Hotel customers’ usage of mobile is increasing rapidly all over the world. They use mobile devices for multiple hotel-related activities beyond booking, such as using their mobile as a room key, ordering services, and controlling smart hotel rooms. Hotels have the urgency to embrace mobile moments because they need to:
Keep up with the fast-changing behaviors and expectations of mobile travelers. The bar is higher: Services that hotels are starting to offer, like using mobile phones as room keys, are no longer that new to mobile-mind-shifted travelers.
Deal with increasing mobile competition from online travel agencies. Large online travel agencies and travel aggregators are consistently creating better mobile services and experiences for consumers and providing more options at the discover, explore, and buy stages than hotels do.
Manage a complex, fragmented ecosystem to deliver consistent mobile experiences. Travelers experience a hotel brand through multiple mobile touchpoints; these interactions also occur before, during, and after the stay. Aligning all of these touchpoints under such conditions is a challenge and often takes more time and effort.
Wall Street followers found much to be concerned about in Amazon's quarterly earnings. Shipping costs went up 43%, operating costs are up 29% overall and the company's operating margin fell to a ghastly 1.8% (down from 4.2% the quarter previous). In light of all this, the stock is down 6% in after-hours trading.

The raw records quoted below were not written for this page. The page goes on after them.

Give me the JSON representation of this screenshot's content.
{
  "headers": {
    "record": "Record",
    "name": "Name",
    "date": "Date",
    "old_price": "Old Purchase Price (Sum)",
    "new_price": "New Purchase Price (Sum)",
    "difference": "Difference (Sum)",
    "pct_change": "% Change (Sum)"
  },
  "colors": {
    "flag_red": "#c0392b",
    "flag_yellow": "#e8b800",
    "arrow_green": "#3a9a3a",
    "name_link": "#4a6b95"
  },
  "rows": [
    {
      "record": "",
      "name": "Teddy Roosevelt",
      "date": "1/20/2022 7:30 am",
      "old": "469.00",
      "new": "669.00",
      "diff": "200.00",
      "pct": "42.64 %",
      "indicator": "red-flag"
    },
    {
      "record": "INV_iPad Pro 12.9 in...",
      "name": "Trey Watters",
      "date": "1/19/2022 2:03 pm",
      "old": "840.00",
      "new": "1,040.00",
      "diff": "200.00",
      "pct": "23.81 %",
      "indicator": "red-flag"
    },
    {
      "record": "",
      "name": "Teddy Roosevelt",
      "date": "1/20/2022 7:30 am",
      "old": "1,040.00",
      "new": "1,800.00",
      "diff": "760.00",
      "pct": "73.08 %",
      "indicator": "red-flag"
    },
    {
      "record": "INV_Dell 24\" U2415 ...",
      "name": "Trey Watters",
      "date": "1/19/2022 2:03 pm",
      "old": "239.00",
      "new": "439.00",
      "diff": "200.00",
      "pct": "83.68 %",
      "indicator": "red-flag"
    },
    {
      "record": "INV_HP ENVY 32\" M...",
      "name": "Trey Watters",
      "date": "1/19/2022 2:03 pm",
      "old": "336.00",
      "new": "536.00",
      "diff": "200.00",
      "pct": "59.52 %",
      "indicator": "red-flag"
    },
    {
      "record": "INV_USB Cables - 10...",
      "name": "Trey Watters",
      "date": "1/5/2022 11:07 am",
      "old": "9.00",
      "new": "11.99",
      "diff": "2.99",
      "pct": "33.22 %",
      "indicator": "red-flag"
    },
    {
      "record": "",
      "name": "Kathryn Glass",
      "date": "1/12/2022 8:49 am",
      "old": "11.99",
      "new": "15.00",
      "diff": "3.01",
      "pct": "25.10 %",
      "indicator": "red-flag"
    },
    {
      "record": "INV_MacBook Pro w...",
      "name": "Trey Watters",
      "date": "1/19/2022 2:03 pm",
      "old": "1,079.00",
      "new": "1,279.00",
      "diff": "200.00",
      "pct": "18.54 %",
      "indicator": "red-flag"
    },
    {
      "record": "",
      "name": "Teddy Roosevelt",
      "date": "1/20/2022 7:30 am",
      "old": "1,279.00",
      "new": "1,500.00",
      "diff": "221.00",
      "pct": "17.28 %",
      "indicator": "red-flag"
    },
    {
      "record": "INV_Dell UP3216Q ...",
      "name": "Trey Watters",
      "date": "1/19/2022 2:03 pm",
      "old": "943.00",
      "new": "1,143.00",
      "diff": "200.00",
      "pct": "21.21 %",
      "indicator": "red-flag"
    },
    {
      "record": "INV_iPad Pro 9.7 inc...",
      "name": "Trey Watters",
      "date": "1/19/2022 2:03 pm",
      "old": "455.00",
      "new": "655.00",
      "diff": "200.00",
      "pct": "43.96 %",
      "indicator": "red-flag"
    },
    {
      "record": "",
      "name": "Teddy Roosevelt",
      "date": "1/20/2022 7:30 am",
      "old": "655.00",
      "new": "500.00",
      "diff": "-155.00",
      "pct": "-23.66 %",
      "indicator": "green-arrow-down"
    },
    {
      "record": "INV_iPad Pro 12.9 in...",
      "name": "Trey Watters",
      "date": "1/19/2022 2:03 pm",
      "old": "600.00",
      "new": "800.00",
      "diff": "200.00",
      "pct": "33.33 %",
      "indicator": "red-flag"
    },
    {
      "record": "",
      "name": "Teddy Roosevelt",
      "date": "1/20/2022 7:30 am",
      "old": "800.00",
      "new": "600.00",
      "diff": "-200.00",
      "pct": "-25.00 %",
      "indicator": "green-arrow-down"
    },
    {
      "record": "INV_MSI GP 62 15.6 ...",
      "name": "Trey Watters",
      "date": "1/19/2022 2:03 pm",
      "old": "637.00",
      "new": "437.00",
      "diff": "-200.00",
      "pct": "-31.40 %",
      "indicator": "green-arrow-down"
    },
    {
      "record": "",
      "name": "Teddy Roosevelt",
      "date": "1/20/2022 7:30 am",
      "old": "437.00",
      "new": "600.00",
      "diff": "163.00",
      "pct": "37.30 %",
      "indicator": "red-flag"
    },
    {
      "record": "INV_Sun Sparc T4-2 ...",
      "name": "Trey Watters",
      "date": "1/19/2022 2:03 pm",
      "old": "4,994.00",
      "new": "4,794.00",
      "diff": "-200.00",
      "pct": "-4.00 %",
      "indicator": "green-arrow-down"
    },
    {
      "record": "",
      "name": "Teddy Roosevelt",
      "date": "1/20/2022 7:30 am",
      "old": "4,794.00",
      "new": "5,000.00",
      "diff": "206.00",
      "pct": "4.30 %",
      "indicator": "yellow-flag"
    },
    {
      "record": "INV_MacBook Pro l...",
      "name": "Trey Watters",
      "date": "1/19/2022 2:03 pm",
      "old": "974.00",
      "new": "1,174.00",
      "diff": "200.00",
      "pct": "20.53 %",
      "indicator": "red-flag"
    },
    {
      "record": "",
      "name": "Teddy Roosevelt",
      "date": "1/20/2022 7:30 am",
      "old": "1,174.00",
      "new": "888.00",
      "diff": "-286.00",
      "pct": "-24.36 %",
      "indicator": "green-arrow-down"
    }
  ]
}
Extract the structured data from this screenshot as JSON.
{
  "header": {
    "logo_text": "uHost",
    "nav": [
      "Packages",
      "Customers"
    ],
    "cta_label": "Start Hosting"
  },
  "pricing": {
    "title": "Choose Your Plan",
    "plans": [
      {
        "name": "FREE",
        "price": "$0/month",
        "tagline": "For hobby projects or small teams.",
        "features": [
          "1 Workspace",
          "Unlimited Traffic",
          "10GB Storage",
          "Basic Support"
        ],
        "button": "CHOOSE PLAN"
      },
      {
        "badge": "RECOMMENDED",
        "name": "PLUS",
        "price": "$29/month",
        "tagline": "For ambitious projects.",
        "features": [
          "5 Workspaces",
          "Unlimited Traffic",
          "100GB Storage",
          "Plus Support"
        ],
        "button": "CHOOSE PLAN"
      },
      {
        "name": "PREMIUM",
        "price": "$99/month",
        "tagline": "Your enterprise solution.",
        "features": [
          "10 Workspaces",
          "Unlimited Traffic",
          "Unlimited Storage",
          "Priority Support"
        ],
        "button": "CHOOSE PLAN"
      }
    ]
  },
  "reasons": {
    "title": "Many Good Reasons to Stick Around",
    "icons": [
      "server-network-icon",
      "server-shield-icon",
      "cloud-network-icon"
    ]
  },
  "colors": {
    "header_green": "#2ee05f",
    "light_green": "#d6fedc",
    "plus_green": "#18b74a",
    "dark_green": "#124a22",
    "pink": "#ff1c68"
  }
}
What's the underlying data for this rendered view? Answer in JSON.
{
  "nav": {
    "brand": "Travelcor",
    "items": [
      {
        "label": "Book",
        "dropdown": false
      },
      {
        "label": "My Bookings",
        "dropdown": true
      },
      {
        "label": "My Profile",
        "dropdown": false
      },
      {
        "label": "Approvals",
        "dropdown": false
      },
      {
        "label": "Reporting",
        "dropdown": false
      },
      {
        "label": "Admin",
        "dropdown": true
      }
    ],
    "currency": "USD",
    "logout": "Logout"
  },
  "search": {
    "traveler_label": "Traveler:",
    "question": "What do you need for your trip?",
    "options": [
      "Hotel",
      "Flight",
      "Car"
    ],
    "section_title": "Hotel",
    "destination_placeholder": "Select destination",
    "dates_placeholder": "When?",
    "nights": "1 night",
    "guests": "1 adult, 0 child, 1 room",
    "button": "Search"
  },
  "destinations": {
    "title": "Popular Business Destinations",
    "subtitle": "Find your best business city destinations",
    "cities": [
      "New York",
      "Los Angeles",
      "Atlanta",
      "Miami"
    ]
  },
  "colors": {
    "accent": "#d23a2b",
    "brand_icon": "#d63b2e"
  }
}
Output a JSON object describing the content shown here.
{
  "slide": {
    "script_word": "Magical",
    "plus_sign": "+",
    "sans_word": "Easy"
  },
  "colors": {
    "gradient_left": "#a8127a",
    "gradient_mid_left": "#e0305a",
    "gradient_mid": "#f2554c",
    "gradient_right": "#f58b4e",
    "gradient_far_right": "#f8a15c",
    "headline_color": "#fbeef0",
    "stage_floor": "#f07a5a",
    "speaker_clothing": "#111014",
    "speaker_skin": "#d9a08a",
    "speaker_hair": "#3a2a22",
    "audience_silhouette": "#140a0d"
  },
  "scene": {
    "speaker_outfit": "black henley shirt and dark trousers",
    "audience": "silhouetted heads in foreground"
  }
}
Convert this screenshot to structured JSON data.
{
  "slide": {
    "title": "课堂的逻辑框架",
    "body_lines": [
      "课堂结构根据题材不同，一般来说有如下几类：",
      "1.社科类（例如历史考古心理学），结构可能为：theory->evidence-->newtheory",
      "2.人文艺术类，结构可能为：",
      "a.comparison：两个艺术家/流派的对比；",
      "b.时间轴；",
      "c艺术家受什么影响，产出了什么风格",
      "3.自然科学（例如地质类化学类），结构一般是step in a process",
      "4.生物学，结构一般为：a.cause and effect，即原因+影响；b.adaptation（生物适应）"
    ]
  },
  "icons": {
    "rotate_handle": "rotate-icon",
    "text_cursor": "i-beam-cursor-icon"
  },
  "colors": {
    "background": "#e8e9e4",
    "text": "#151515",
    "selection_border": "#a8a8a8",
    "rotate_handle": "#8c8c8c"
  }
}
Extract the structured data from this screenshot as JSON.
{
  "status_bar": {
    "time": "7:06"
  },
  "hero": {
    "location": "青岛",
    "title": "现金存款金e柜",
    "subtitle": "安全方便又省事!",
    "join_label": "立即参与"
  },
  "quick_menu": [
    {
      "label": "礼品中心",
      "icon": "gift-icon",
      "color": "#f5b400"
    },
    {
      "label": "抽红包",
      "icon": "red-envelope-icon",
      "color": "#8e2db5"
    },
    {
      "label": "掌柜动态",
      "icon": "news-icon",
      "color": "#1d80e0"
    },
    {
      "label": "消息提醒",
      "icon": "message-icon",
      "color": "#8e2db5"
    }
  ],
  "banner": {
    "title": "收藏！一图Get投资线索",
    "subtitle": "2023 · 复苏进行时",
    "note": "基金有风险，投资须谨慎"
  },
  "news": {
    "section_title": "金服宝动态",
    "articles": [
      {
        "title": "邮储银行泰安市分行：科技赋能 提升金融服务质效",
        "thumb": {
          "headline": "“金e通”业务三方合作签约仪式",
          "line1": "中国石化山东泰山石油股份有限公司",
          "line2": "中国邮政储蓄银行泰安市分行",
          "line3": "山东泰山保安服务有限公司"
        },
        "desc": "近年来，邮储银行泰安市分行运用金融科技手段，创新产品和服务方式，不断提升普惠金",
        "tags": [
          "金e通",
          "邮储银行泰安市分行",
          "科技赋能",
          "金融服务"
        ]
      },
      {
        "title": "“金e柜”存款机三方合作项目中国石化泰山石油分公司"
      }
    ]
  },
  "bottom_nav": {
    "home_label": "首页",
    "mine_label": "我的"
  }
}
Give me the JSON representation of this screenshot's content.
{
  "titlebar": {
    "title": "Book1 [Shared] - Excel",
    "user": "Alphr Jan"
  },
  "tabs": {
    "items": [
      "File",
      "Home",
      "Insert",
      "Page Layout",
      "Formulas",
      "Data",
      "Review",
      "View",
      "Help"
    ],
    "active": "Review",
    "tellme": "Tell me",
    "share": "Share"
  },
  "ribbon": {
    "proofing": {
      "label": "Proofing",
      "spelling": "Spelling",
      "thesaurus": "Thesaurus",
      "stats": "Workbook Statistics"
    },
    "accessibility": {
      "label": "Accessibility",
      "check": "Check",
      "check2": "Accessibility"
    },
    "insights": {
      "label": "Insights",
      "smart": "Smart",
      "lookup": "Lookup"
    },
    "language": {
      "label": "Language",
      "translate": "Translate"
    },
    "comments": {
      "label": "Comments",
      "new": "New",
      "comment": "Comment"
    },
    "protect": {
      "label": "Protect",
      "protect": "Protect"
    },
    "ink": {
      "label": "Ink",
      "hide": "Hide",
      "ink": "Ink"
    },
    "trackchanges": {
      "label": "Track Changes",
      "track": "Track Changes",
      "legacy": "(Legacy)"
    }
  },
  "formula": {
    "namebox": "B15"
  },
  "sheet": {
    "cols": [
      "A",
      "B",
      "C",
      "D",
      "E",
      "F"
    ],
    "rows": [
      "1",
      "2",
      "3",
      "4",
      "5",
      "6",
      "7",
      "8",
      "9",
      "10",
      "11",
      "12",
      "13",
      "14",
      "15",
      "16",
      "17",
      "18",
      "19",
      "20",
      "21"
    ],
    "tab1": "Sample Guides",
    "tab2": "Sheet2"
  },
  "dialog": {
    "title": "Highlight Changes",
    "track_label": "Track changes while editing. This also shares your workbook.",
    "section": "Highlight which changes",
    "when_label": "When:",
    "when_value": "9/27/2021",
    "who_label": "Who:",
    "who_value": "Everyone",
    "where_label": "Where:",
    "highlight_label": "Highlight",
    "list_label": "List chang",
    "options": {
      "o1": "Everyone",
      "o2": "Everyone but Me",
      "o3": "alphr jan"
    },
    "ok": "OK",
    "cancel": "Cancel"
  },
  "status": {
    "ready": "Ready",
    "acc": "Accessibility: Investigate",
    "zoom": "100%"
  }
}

Which makes the stock a buy, in my book. (Disclosure: I'm not a financial analyst, I'm a consumer market analyst, so don't take my investment advice. Oh, and I don't own any Amazon stock outside of mutual funds.)
Amazon's margin went down precisely because the right costs went up. Amazon continues to add millions of Prime customers and investing in those customers costs money. Specifically, Amazon has opened 23 warehouses since July. Those warehouses will be in position in the crucial holiday rush to ensure not just two-day delivery, but one-day delivery more and more. And in some cities, one-hour delivery.
As the Wall Street Journal quoted Amazon CFO Brian Olsavsky: “We acknowledge that’s expensive,[but] customers love it.”
Your business model is under attack. And it’s not by your competitors. It’s under attack from your customers. Three years ago, Forrester identified a major shift in the market, ushering in the age of the customer. Power has shifted away from companies and towards digitally savvy, technology-empowered customers. They now decide winners and losers: Our Empowered Customer Segmentation shows that more than a third all US online adults want new and engaging digital experiences. They will switch companies to find these experiences. In this environment, being customer-obsessed can be your only competitive strategy.
In Forrester’s 2017 Prediction Reports, we are tracking firms’ progress on their customer-obsessed journeys. In our annual collection of predictions, we look at business strategy, leadership, customer experience, and technology dynamics to examine progress and predict the key events, changes, and trends that will occur in 2017.
Here are three key findings from our 16 predictions reports:
The next wave of Customer Experience will have a profound impact on firms’ P&L: The shift to a customer-led market represents an immediate and prolonged threat to company survival. Our research shows a clear correlation between the quality of customer experiences and revenue growth; it also affirms that emotion is a core driver of customer loyalty and spending. The next wave of CX will connect these dots, blending analytics, technology, and design to evoke emotions to drive affinity and directly impact revenue.